> **Record extracts**:
# # # #

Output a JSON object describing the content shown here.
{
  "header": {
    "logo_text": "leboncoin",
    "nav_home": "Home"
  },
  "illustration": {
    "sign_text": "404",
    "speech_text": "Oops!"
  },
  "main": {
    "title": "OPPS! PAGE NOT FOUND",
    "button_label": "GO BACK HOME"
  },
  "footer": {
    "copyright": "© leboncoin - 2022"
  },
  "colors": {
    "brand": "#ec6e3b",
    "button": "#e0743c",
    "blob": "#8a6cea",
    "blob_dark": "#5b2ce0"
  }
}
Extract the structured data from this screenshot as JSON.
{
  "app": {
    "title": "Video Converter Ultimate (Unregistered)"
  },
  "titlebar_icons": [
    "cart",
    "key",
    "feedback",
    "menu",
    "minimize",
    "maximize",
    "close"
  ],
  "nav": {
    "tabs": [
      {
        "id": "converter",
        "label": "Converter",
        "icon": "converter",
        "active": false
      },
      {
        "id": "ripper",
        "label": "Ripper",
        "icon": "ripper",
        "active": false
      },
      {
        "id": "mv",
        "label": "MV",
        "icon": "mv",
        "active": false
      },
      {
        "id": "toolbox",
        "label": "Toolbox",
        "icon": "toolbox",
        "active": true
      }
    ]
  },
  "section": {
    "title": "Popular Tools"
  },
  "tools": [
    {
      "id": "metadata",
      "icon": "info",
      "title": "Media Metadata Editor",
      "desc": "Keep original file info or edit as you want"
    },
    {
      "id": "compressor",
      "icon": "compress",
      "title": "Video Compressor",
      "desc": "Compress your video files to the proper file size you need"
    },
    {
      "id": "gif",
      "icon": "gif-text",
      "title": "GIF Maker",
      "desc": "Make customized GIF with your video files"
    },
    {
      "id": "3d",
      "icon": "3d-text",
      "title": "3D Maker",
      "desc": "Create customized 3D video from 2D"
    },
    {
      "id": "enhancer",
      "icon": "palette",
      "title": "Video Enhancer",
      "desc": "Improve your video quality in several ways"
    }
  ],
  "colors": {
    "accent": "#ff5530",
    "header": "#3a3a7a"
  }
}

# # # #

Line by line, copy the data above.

> **Answer below**:
Output a JSON object describing the content shown here.
{
  "header": {
    "logo_text": "leboncoin",
    "nav_home": "Home"
  },
  "illustration": {
    "sign_text": "404",
    "speech_text": "Oops!"
  },
  "main": {
    "title": "OPPS! PAGE NOT FOUND",
    "button_label": "GO BACK HOME"
  },
  "footer": {
    "copyright": "© leboncoin - 2022"
  },
  "colors": {
    "brand": "#ec6e3b",
    "button": "#e0743c",
    "blob": "#8a6cea",
    "blob_dark": "#5b2ce0"
  }
}
Extract the structured data from this screenshot as JSON.
{
  "app": {
    "title": "Video Converter Ultimate (Unregistered)"
  },
  "titlebar_icons": [
    "cart",
    "key",
    "feedback",
    "menu",
    "minimize",
    "maximize",
    "close"
  ],
  "nav": {
    "tabs": [
      {
        "id": "converter",
        "label": "Converter",
        "icon": "converter",
        "active": false
      },
      {
        "id": "ripper",
        "label": "Ripper",
        "icon": "ripper",
        "active": false
      },
      {
        "id": "mv",
        "label": "MV",
        "icon": "mv",
        "active": false
      },
      {
        "id": "toolbox",
        "label": "Toolbox",
        "icon": "toolbox",
        "active": true
      }
    ]
  },
  "section": {
    "title": "Popular Tools"
  },
  "tools": [
    {
      "id": "metadata",
      "icon": "info",
      "title": "Media Metadata Editor",
      "desc": "Keep original file info or edit as you want"
    },
    {
      "id": "compressor",
      "icon": "compress",
      "title": "Video Compressor",
      "desc": "Compress your video files to the proper file size you need"
    },
    {
      "id": "gif",
      "icon": "gif-text",
      "title": "GIF Maker",
      "desc": "Make customized GIF with your video files"
    },
    {
      "id": "3d",
      "icon": "3d-text",
      "title": "3D Maker",
      "desc": "Create customized 3D video from 2D"
    },
    {
      "id": "enhancer",
      "icon": "palette",
      "title": "Video Enhancer",
      "desc": "Improve your video quality in several ways"
    }
  ],
  "colors": {
    "accent": "#ff5530",
    "header": "#3a3a7a"
  }
}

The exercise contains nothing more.